Thus when we see certain characters or figures described upon paper, we infer that the person, who produced them, would affirm such facts, the death of Caesar, the success of Augustus, the cruelty of Nero; and remembering many other concurrent testimonies we conclude, that those facts were once really existant, and that so many men, without any interest, would never conspire to deceive us; especially since they must, in the attempt, expose themselves to the derision of all their contemporaries, when these facts were asserted to be recent and universally known.
The same kind of reasoning runs through politics, war, commerce, economy, and indeed mixes itself so entirely in human life, that it is impossible to act or subsist a moment without having recourse to it.
A prince, who imposes a tax upon his subjects, expects their compliance.
A general, who conducts an army, makes account of a certain degree of courage.
A merchant looks for fidelity and skill in his factor or super-cargo.
A man, who gives orders for his dinner, doubts not of the obedience of his servants.
In short, as nothing more nearly interests us than our own actions and those of others, the greatest part of our reasonings is employed in judgments concerning them.
Now I assert, that whoever reasons after this manner, does ipso facto believe the actions of the will to arise from necessity, and that he knows not what he means, when he denies it.
All those objects, of which we call the one cause and the other effect, considered in themselves, are as distinct and separate from each other, as any two things in nature, nor can we ever, by the most accurate survey of them, infer the existence of the one from that of the other.
It is only from experience and the observation of their constant union, that we are able to form this inference; and even after all, the inference is nothing but the effects of custom on the imagination.
We must not here be content with saying, that the idea of cause and effect arises from objects constantly united; but must affirm, that it is the very same with the idea of those objects, and that the necessary connexion is not discovered by a conclusion of the understanding, but is merely a perception of the mind.

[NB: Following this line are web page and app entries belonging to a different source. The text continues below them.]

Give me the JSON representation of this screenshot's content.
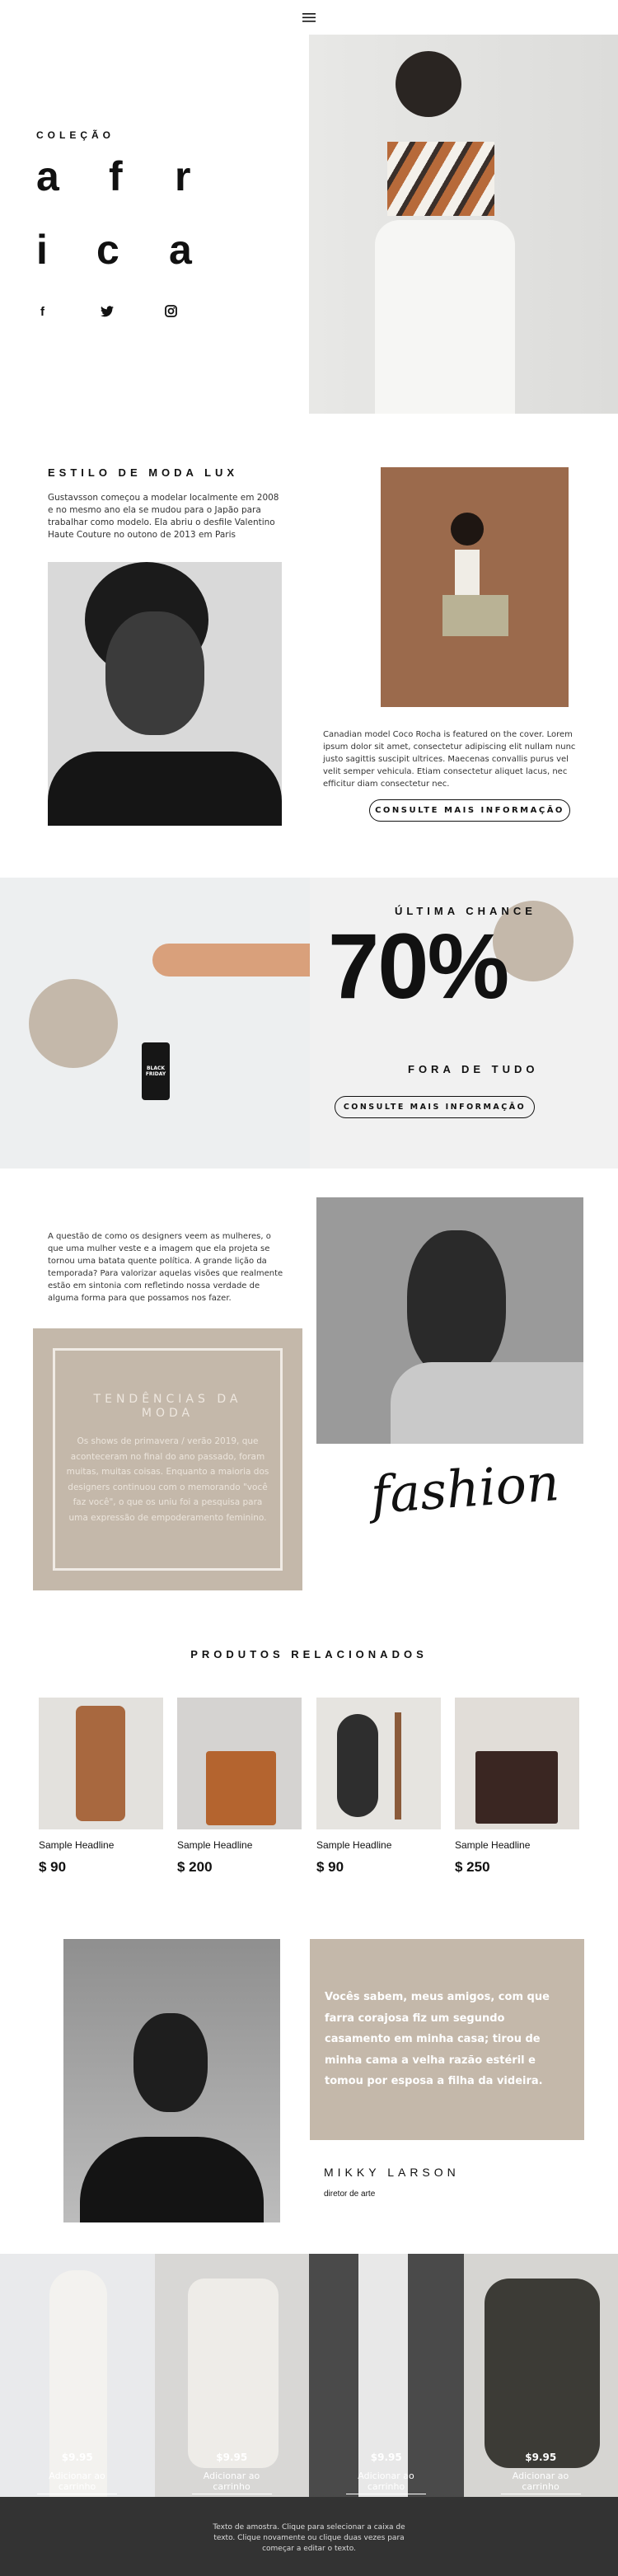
{
  "nav": {
    "menu_icon": "hamburger-icon"
  },
  "hero": {
    "kicker": "COLEÇÃO",
    "letters": [
      "a",
      "f",
      "r",
      "i",
      "c",
      "a"
    ],
    "social": [
      "facebook-icon",
      "twitter-icon",
      "instagram-icon"
    ]
  },
  "lux": {
    "title": "ESTILO DE MODA LUX",
    "text": "Gustavsson começou a modelar localmente em 2008 e no mesmo ano ela se mudou para o Japão para trabalhar como modelo. Ela abriu o desfile Valentino Haute Couture no outono de 2013 em Paris",
    "text2": "Canadian model Coco Rocha is featured on the cover. Lorem ipsum dolor sit amet, consectetur adipiscing elit nullam nunc justo sagittis suscipit ultrices. Maecenas convallis purus vel velit semper vehicula. Etiam consectetur aliquet lacus, nec efficitur diam consectetur nec.",
    "button": "CONSULTE MAIS INFORMAÇÃO"
  },
  "sale": {
    "kicker": "ÚLTIMA CHANCE",
    "percent": "70%",
    "sub": "FORA DE TUDO",
    "button": "CONSULTE MAIS INFORMAÇÃO",
    "tag_text": "BLACK FRIDAY"
  },
  "trends": {
    "text": "A questão de como os designers veem as mulheres, o que uma mulher veste e a imagem que ela projeta se tornou uma batata quente política. A grande lição da temporada? Para valorizar aquelas visões que realmente estão em sintonia com refletindo nossa verdade de alguma forma para que possamos nos fazer.",
    "box_title": "TENDÊNCIAS DA MODA",
    "box_text": "Os shows de primavera / verão 2019, que aconteceram no final do ano passado, foram muitas, muitas coisas. Enquanto a maioria dos designers continuou com o memorando \"você faz você\", o que os uniu foi a pesquisa para uma expressão de empoderamento feminino.",
    "script": "fashion"
  },
  "products": {
    "title": "PRODUTOS RELACIONADOS",
    "items": [
      {
        "name": "Sample Headline",
        "price": "$ 90"
      },
      {
        "name": "Sample Headline",
        "price": "$ 200"
      },
      {
        "name": "Sample Headline",
        "price": "$ 90"
      },
      {
        "name": "Sample Headline",
        "price": "$ 250"
      }
    ]
  },
  "quote": {
    "text": "Vocês sabem, meus amigos, com que farra corajosa fiz um segundo casamento em minha casa; tirou de minha cama a velha razão estéril e tomou por esposa a filha da videira.",
    "name": "MIKKY LARSON",
    "role": "diretor de arte"
  },
  "shop": {
    "items": [
      {
        "price": "$9.95",
        "button": "Adicionar ao carrinho"
      },
      {
        "price": "$9.95",
        "button": "Adicionar ao carrinho"
      },
      {
        "price": "$9.95",
        "button": "Adicionar ao carrinho"
      },
      {
        "price": "$9.95",
        "button": "Adicionar ao carrinho"
      }
    ]
  },
  "footer": {
    "text": "Texto de amostra. Clique para selecionar a caixa de texto. Clique novamente ou clique duas vezes para começar a editar o texto."
  },
  "colors": {
    "beige": "#c4b8aa",
    "footer": "#333333",
    "panel": "#f1f1f1"
  }
}
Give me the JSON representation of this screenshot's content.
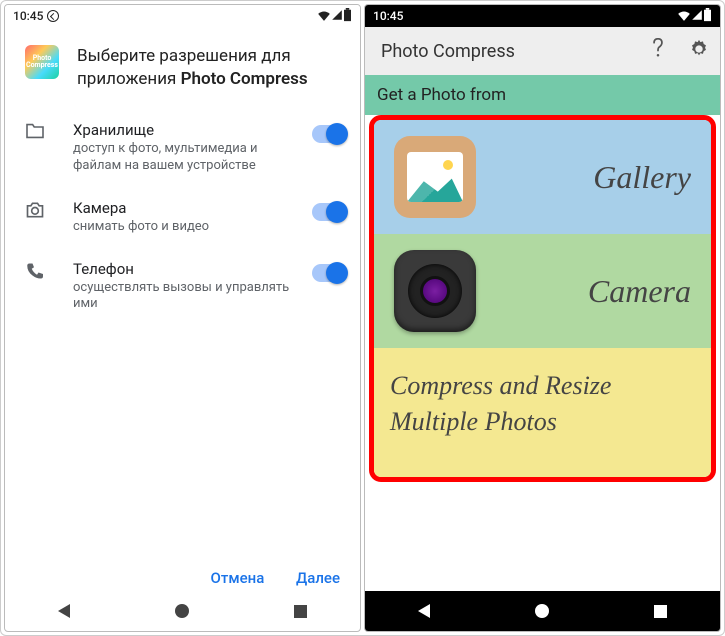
{
  "status": {
    "time": "10:45"
  },
  "left": {
    "title_prefix": "Выберите разрешения для приложения ",
    "title_bold": "Photo Compress",
    "app_icon_text": "Photo\nCompress",
    "permissions": [
      {
        "icon": "folder",
        "title": "Хранилище",
        "desc": "доступ к фото, мультимедиа и файлам на вашем устройстве"
      },
      {
        "icon": "camera",
        "title": "Камера",
        "desc": "снимать фото и видео"
      },
      {
        "icon": "phone",
        "title": "Телефон",
        "desc": "осуществлять вызовы и управлять ими"
      }
    ],
    "actions": {
      "cancel": "Отмена",
      "next": "Далее"
    }
  },
  "right": {
    "app_title": "Photo Compress",
    "get_from": "Get a Photo from",
    "rows": {
      "gallery": "Gallery",
      "camera": "Camera",
      "multi": "Compress and Resize Multiple Photos"
    }
  }
}
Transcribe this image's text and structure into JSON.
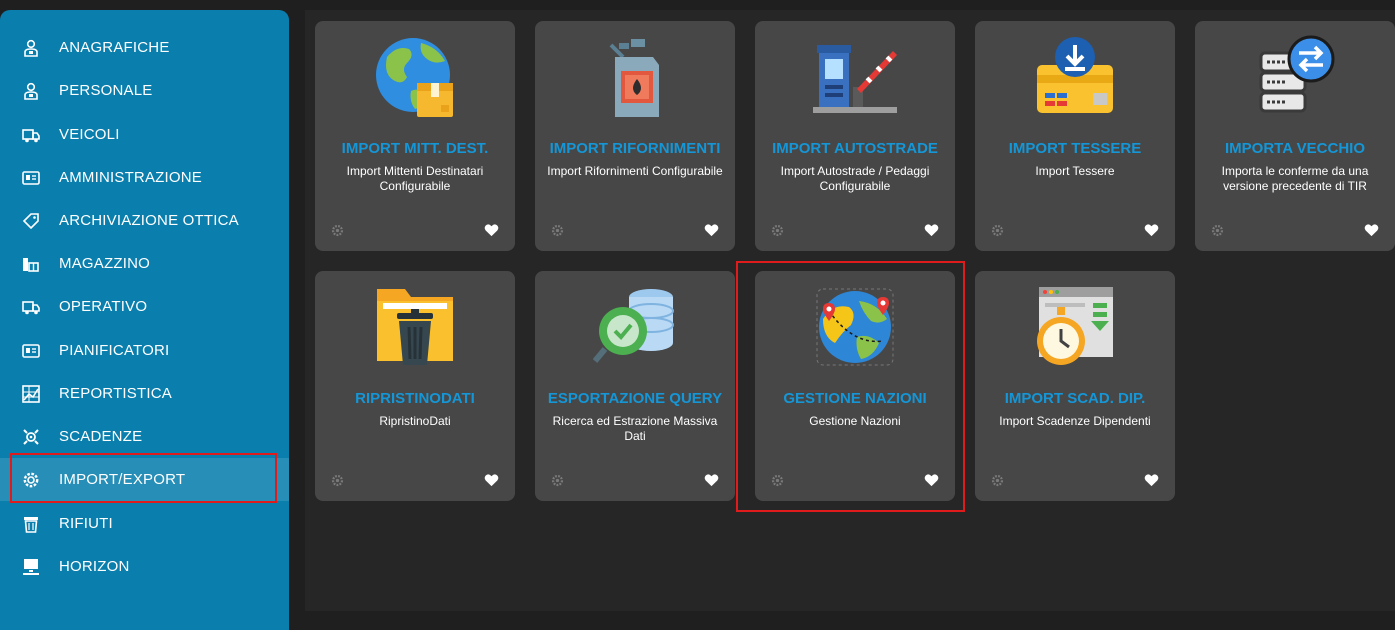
{
  "sidebar": {
    "items": [
      {
        "label": "ANAGRAFICHE",
        "icon": "person-badge-icon"
      },
      {
        "label": "PERSONALE",
        "icon": "person-badge-icon"
      },
      {
        "label": "VEICOLI",
        "icon": "truck-icon"
      },
      {
        "label": "AMMINISTRAZIONE",
        "icon": "id-card-icon"
      },
      {
        "label": "ARCHIVIAZIONE OTTICA",
        "icon": "tag-icon"
      },
      {
        "label": "MAGAZZINO",
        "icon": "warehouse-icon"
      },
      {
        "label": "OPERATIVO",
        "icon": "truck-icon"
      },
      {
        "label": "PIANIFICATORI",
        "icon": "id-card-icon"
      },
      {
        "label": "REPORTISTICA",
        "icon": "chart-grid-icon"
      },
      {
        "label": "SCADENZE",
        "icon": "gears-icon"
      },
      {
        "label": "IMPORT/EXPORT",
        "icon": "cog-icon",
        "active": true
      },
      {
        "label": "RIFIUTI",
        "icon": "trash-bin-icon"
      },
      {
        "label": "HORIZON",
        "icon": "monitor-icon"
      }
    ]
  },
  "cards": [
    {
      "title": "IMPORT MITT. DEST.",
      "desc": "Import Mittenti Destinatari Configurabile",
      "icon": "globe-box-icon"
    },
    {
      "title": "IMPORT RIFORNIMENTI",
      "desc": "Import Rifornimenti Configurabile",
      "icon": "fuel-can-icon"
    },
    {
      "title": "IMPORT AUTOSTRADE",
      "desc": "Import Autostrade / Pedaggi Configurabile",
      "icon": "toll-booth-icon"
    },
    {
      "title": "IMPORT TESSERE",
      "desc": "Import Tessere",
      "icon": "card-download-icon"
    },
    {
      "title": "IMPORTA VECCHIO",
      "desc": "Importa le conferme da una versione precedente di TIR",
      "icon": "server-sync-icon"
    },
    {
      "title": "RIPRISTINODATI",
      "desc": "RipristinoDati",
      "icon": "folder-trash-icon"
    },
    {
      "title": "ESPORTAZIONE QUERY",
      "desc": "Ricerca ed Estrazione Massiva Dati",
      "icon": "database-search-icon"
    },
    {
      "title": "GESTIONE NAZIONI",
      "desc": "Gestione Nazioni",
      "icon": "world-map-icon"
    },
    {
      "title": "IMPORT SCAD. DIP.",
      "desc": "Import Scadenze Dipendenti",
      "icon": "stopwatch-download-icon"
    }
  ],
  "colors": {
    "sidebar": "#0a7fae",
    "accent_title": "#1596d6",
    "card_bg": "#474747",
    "highlight": "#e01b1b"
  }
}
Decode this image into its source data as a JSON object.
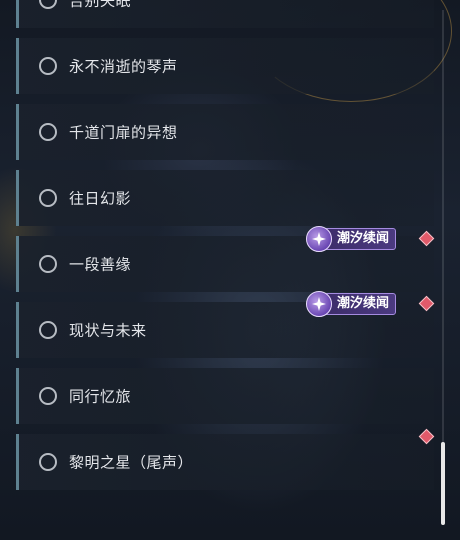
{
  "quests": [
    {
      "label": "告别失眠",
      "badge": "",
      "marker": false
    },
    {
      "label": "永不消逝的琴声",
      "badge": "",
      "marker": false
    },
    {
      "label": "千道门扉的异想",
      "badge": "",
      "marker": false
    },
    {
      "label": "往日幻影",
      "badge": "",
      "marker": false
    },
    {
      "label": "一段善缘",
      "badge": "潮汐续闻",
      "marker": true
    },
    {
      "label": "现状与未来",
      "badge": "潮汐续闻",
      "marker": true
    },
    {
      "label": "同行忆旅",
      "badge": "",
      "marker": false
    },
    {
      "label": "黎明之星（尾声）",
      "badge": "",
      "marker": true
    }
  ],
  "scroll": {
    "thumb_fraction": 0.16,
    "position_fraction": 1.0
  },
  "colors": {
    "accent_bar": "#5e8190",
    "badge_purple": "#4b3a80",
    "marker_red": "#e05a6a"
  },
  "icons": {
    "status": "circle-outline-icon",
    "badge": "sparkle-star-icon",
    "marker": "red-diamond-icon"
  }
}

Wherever, therefore, we observe the same union, and wherever the union operates in the same manner upon the belief and opinion, we have the idea of causes and necessity, though perhaps we may avoid those expressions.